“People sleep all the time in his class.”
“Not like how I sleep.”
She was right. Rose was a wild sleeper. She would wake up on the floor, sheets and covers askew, multiple nights, with no recollection of how she got there. I could only imagine how she slept in a lecture hall.
“Well, when you put it that way, he definitely thinks you’re a meth addict,” I joked.
“I’m a little classier than meth. I was going to go with ‘shrooms or something a little lighter, sheesh. Doesn’t that stuff make your teeth black?”
“Who knows, Rose.” I shrugged.
When the conversation died, the silence amplified. A gust of wind rustled past the window. Branches from the old oak tree scratched against the glass. Somewhere, a group of crickets were making a beautiful song. And just a few miles down the road, Emily’s body was decomposing under the unforgiving Earth. She’d never see the moon again. She’d never hear a beautiful night again. Death is cruel.
“What do you think’s going to happen?”
I knew what Rose was getting at. It was a conversation we had been avoiding for some time now. It had been only a few weeks since I found Emily, and the rumors around school were flying like bats. Some say that James killed Emily because she broke up with him just a few days before. Others say that it was someone from the swim team. There were tons of girls that wanted the top spot.
And other people—most people—thought it was me.
“Do you think the police will come?” I could tell Rose was biting her fingernails. She always did when she was hesitant. I knew she wanted to ask what happened when I discovered Emily’s body. I hadn’t shared the details with anyone. They were too gruesome to repeat. I wanted to shake the sight of her dead, bruised body out of my mind, not relive it for the entertainment of others, even if it was for my best friend.
“Probably,” I answered dryly. I didn’t want to discuss it. For weeks I didn’t want to discuss anything really. I knew that the Santis family would want answers. They would want someone to blame. I knew they were out for blood, and it didn’t matter whose it was.
“Do you think—”
“Rose.” I knew what she was going to ask. I couldn’t believe that Rose, of all people, would let the gossip get to her. I didn’t kill Emily. I didn’t owe anyone an explanation. Well, maybe the police.
“I mean, they’ll question everyone, right?
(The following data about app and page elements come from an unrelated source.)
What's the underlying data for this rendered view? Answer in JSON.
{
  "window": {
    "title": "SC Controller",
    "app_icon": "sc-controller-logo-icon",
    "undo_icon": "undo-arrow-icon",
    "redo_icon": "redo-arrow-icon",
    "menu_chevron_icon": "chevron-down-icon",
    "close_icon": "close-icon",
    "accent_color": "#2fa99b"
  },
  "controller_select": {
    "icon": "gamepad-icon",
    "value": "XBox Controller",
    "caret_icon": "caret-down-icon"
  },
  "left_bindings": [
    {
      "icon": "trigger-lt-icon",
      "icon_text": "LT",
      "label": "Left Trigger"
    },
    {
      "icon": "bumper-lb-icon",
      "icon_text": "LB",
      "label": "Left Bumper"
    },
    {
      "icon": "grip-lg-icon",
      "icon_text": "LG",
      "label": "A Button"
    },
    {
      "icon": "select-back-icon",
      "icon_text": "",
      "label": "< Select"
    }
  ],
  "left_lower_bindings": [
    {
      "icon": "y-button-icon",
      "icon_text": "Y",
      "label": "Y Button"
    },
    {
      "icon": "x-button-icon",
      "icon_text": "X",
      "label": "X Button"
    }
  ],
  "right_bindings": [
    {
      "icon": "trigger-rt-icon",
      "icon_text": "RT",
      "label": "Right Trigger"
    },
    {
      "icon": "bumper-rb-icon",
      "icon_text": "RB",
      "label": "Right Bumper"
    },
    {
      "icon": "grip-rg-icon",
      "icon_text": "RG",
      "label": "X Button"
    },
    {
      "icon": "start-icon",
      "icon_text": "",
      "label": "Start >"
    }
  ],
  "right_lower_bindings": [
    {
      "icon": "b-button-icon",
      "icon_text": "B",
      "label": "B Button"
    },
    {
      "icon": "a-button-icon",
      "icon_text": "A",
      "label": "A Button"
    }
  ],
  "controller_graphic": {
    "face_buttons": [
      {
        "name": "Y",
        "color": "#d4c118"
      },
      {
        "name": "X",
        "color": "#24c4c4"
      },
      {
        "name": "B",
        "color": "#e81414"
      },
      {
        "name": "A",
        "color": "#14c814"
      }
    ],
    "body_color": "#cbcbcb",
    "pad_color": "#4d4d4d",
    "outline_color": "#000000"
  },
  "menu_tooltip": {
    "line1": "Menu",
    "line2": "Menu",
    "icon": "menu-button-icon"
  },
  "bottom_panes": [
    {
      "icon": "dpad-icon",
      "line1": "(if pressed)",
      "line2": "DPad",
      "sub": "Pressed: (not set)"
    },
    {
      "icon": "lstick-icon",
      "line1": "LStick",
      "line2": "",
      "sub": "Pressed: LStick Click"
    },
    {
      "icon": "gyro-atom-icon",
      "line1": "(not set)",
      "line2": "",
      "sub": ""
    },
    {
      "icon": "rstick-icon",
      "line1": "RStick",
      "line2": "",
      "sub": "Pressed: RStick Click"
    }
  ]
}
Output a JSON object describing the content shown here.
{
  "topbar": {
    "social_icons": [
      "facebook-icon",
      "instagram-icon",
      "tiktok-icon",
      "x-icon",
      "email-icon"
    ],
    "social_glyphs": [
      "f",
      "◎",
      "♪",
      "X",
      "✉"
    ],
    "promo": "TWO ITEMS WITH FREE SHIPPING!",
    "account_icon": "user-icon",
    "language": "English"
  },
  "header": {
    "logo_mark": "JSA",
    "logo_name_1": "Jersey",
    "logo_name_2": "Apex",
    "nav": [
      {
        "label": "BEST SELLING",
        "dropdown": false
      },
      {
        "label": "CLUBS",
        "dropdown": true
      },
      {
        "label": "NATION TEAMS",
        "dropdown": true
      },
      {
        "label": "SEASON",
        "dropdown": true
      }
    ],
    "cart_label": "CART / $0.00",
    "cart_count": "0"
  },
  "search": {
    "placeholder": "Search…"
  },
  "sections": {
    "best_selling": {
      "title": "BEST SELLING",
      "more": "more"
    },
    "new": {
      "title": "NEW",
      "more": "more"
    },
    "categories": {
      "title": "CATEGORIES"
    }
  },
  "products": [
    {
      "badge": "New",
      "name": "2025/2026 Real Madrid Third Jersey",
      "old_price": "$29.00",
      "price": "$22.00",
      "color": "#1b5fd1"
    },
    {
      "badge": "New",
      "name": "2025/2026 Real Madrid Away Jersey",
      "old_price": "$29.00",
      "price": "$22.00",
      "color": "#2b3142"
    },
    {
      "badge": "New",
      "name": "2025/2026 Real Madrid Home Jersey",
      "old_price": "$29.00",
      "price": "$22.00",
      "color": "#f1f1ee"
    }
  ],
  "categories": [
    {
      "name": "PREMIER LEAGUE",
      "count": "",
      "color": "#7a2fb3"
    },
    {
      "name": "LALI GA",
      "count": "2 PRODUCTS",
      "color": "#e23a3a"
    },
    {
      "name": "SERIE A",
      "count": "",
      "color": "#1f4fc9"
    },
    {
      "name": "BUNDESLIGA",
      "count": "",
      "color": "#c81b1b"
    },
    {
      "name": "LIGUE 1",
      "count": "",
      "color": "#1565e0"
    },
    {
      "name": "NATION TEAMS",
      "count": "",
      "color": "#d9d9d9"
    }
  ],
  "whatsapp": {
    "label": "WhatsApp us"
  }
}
Not just you.”
“Are you insinuating that I killed Emily?”
“God, no! Reed!” Her sheets crumpled when she bolted up. “I’d never think that.”
“Then what’s with all the questions? I want to know who did it just as much as anyone else. I’m scared, too.”
Why was I defending myself? Rose should know that I would never do anything like that, especially considering my past.
“It’s just…” I heard her spit a fingernail into the darkness. “You were there, ya know. You saw her.”
“It wasn’t like I wanted to. I walked in and she was just…dead.” I choked back a sob that bubbled in my throat. I shut out the sight of her beaten body. I clamped my nostrils down so I couldn’t smell the vile, fishy odor that was radiating off her. The smell seemed to follow me everywhere…like a shadow. “She was just lying there dead.”
“The pool was closed, Reed. What were you even doing in there?” A sliver of moonlight washed over Rose’s face. Her eyes were dark, but wide, like she was afraid. Of what? Of me?
The branches whipped around in the wind and as quickly as the light came, it left. But I saw her expression. I saw the fear in her eyes. It implanted itself in my brain, just like Emily’s dead body. My own best friend thought I was a murderer. I pulled the covers over my head, wishing that I could melt into nothing.
“It’s just that no one knows what happened to her…”
I was about to scream that I didn’t know either, and that I didn’t want to talk about Emily or anything else anymore. I could feel my blood rising when she added, “…no one but you.”